I see that there’s a pretty good chance Cape is going to have a white Christmas. I haven’t gone back to see if my supposition is true, but it seems like Cape is getting more snow that when I was growing up in the 50s and 60s.
When the first possible hint of snow was in the news – remember, we didn’t have The Weather Channel back then – we were nose-glued to the window. We didn’t have a lot to go on: there was a weather map in the paper with some squiggly lines, a few radio newscasts and a morning and evening TV news program. We didn’t have satellite images and fancy computer models. (Here in Florida, we had one local radio talk show host who said his station had Dope-ler Radar. Some dope would amble over and look out the window to see if anything was falling out of the sky.)
We kids were hoping that it would snow enough to close the schools. All night long, I’d creep into the living room and look up at the street light in front of the house to see if I could catch a hint of a snowflake. Unfortunately for us, it seemed like the snow always stopped somewhere around Perryville and school would be open. If there was a dusting of white heavier than dandruff on a black suit, we’d whine, “What are they trying to do, get us killed on the road?”
No children were harmed
When you look at the video of the snowball fight that produced this still frame, you might wonder how any of the Steinhoff children reached majority, but I assure you that no children were harmed in the making of this movie. I’m pretty sure that Mother exacted some kind of revenge on Dad, though.
Hacking a path to the wood pile
We had a wood fireplace in the basement that heated the room where we spent most of our time.
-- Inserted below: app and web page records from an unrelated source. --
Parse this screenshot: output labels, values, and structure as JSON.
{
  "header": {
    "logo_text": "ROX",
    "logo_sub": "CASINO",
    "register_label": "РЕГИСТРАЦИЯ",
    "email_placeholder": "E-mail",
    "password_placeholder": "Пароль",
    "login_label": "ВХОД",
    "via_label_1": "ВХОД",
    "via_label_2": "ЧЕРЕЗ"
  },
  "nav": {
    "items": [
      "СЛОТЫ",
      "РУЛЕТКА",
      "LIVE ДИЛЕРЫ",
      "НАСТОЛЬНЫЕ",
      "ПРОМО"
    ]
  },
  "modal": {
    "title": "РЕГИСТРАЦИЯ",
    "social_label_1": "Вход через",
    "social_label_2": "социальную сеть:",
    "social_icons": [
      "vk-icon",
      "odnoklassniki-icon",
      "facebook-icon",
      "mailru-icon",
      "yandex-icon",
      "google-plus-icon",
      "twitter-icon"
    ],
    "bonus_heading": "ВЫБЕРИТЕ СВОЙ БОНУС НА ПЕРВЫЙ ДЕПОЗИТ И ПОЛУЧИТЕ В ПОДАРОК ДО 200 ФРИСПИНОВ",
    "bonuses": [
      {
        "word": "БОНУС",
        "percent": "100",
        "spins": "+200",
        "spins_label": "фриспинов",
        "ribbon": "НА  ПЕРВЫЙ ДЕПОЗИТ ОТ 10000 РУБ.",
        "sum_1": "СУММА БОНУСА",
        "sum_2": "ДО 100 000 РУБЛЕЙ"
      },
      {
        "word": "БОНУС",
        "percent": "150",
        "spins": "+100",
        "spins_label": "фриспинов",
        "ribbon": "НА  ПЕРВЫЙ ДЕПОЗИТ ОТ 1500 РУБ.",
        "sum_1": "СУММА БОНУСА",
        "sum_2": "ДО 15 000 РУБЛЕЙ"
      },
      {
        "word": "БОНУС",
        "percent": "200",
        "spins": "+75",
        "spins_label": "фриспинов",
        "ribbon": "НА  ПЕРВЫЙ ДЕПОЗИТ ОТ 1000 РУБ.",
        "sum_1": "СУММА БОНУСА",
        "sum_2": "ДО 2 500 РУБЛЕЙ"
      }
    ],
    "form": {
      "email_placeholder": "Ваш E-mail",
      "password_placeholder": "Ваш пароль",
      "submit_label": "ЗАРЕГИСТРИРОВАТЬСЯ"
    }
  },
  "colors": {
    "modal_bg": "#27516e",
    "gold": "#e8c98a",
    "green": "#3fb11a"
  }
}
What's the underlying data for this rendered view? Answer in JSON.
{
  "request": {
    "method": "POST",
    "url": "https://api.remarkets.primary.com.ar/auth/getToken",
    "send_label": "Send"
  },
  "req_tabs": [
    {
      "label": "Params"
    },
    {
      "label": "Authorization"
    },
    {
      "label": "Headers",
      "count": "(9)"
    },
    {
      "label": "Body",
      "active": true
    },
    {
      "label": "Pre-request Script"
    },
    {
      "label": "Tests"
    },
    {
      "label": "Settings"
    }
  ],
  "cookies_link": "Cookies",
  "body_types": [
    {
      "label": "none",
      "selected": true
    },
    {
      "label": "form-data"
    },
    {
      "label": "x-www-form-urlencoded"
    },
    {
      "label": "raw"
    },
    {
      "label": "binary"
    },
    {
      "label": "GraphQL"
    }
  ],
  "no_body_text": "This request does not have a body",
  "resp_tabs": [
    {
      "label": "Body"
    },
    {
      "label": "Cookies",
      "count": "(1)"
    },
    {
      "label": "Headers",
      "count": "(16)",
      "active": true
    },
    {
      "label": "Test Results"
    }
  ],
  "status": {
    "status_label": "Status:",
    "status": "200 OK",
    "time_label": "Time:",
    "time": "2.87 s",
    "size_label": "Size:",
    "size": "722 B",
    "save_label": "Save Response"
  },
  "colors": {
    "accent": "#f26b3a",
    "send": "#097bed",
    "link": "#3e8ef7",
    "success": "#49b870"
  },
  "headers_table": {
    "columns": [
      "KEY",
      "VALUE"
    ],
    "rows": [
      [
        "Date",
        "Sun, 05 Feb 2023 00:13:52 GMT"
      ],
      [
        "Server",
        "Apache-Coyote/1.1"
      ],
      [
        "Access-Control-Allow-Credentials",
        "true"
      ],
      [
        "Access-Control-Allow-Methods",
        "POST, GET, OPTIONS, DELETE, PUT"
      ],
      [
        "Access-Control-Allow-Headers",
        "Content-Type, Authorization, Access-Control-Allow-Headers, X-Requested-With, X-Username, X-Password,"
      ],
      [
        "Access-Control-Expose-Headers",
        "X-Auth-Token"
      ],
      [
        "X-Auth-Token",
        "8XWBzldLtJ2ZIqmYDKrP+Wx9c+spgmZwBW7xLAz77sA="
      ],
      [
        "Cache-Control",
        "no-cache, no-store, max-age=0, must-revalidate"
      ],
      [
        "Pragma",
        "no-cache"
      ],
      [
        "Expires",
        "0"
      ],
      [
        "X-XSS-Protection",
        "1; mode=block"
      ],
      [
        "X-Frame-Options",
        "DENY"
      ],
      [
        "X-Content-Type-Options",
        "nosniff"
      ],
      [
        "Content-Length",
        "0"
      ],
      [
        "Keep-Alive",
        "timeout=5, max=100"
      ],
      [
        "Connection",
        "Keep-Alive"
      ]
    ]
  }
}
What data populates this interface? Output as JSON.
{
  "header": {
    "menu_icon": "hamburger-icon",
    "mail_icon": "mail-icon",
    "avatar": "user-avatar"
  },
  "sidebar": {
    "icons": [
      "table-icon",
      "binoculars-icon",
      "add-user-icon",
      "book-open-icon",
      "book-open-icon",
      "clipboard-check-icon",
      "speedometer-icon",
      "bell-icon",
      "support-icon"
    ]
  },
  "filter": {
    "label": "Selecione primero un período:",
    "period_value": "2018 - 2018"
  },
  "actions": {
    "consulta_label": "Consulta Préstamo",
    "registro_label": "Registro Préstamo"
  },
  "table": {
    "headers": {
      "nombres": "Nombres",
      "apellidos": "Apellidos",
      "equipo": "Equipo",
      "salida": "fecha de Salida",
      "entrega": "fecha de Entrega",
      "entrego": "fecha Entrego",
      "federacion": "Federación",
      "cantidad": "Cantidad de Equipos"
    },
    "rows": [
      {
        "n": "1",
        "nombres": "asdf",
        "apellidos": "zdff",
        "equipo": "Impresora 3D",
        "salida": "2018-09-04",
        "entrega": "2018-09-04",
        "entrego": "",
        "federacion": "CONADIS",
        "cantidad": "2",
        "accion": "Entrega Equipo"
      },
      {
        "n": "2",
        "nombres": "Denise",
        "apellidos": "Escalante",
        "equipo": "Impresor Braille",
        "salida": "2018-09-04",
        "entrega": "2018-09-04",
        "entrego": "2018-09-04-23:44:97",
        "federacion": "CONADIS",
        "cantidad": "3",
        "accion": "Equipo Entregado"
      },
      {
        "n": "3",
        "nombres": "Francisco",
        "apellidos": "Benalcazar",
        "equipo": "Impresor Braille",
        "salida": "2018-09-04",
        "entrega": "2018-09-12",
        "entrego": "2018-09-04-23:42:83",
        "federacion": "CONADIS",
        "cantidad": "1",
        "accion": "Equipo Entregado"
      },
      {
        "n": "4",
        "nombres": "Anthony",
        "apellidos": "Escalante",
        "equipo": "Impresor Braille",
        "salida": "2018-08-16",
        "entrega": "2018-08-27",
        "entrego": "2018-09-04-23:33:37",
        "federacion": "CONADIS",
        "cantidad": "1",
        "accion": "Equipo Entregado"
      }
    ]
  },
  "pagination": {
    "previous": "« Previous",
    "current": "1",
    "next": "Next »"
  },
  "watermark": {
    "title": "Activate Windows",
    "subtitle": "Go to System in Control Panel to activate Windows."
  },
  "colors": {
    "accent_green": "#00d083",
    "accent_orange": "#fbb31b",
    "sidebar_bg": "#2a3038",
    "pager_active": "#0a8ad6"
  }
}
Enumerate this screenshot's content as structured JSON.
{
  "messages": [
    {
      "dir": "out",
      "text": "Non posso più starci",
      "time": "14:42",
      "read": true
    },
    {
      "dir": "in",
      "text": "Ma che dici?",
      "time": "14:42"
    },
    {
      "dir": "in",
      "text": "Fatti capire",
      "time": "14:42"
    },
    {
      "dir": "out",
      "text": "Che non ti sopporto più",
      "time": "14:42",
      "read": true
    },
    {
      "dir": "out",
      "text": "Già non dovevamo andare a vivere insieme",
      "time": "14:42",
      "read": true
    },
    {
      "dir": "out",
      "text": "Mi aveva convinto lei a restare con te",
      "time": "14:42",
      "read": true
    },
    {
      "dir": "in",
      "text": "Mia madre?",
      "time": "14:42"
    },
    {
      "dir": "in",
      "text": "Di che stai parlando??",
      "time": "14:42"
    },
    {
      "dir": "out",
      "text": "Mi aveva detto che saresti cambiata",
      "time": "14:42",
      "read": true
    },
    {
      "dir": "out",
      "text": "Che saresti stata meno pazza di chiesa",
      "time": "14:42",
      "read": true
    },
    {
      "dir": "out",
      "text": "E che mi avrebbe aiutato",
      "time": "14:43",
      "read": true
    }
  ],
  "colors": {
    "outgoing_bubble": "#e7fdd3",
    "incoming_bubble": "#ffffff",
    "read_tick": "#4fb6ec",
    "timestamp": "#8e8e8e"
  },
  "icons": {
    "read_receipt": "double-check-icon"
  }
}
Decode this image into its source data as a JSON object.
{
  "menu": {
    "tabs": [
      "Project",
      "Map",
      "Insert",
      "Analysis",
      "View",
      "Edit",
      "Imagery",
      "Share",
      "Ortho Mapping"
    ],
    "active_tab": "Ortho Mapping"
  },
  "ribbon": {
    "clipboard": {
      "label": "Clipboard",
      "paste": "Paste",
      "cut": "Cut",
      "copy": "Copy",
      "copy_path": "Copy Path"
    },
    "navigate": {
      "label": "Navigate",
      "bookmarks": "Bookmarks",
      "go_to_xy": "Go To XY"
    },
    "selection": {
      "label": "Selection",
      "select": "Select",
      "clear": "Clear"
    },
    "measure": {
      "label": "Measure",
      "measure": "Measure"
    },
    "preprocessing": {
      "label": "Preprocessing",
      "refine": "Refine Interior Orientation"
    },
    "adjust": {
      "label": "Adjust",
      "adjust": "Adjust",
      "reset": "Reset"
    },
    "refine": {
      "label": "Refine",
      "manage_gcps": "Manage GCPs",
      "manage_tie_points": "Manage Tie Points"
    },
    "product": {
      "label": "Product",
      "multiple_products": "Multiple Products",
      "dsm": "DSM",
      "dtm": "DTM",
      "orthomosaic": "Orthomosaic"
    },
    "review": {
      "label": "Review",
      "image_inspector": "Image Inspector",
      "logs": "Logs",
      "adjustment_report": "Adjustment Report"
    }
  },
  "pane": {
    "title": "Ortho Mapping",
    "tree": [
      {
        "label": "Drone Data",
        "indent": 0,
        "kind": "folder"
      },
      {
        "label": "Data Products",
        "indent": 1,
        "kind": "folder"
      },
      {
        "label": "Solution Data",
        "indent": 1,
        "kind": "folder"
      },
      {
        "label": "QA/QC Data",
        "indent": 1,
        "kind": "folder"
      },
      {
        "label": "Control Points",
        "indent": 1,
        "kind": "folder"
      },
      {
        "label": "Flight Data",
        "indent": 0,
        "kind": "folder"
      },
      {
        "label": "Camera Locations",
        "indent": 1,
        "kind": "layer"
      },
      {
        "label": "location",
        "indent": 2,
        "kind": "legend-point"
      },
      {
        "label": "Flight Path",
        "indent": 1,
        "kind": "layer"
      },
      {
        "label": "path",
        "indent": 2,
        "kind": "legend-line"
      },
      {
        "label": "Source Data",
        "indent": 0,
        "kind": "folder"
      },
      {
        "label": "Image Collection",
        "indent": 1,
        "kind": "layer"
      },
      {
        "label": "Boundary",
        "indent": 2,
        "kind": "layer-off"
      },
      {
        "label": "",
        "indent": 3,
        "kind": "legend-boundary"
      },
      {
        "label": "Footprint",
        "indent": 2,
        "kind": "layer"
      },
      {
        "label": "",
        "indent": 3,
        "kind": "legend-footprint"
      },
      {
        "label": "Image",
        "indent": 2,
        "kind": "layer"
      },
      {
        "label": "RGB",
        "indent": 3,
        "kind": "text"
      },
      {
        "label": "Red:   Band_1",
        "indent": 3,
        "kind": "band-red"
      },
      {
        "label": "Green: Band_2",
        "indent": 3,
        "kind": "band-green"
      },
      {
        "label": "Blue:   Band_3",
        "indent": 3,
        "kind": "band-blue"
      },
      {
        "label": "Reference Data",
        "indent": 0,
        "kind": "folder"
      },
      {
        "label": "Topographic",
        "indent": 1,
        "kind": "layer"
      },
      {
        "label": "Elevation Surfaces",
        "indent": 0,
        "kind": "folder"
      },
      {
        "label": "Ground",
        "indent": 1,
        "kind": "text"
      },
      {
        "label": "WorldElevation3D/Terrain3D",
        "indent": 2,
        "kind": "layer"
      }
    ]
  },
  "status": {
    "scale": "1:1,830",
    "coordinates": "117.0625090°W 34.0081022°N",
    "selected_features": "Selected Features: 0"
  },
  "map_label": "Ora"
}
The chimney flue went up the middle of the house, so the basement fire caused the wall between the kitchen and the living room to get toasty warm, helping the furnace stay ahead of the cold. Unfortunately, the wood pile was 75 feet from the basement door. We had to clear a path before we could bring in the wood.
Home movie of snows
Here are several clips of snows that were filmed at our house on Kingsway Drive near Kurre Lane. You can tell by the snow depth that they weren’t all taken at the same time, but I don’t have an exact date except after 1960. These were taken with an 8mm Bell & Howell movie camera, dubbed onto VHS tape and then converted to a digital format with an ION Audio VCR 2 PC USB VHS Video to Computer Converter.
Those white lines in some of the clips were scratches on the film made forty-plus years ago.
It’s Christmas Eve. I suspect that most of you will have better things to do over the next few days, so we’re going to slack off. Have a Merry Christmas and a Happy New Year if we don’t see you before then.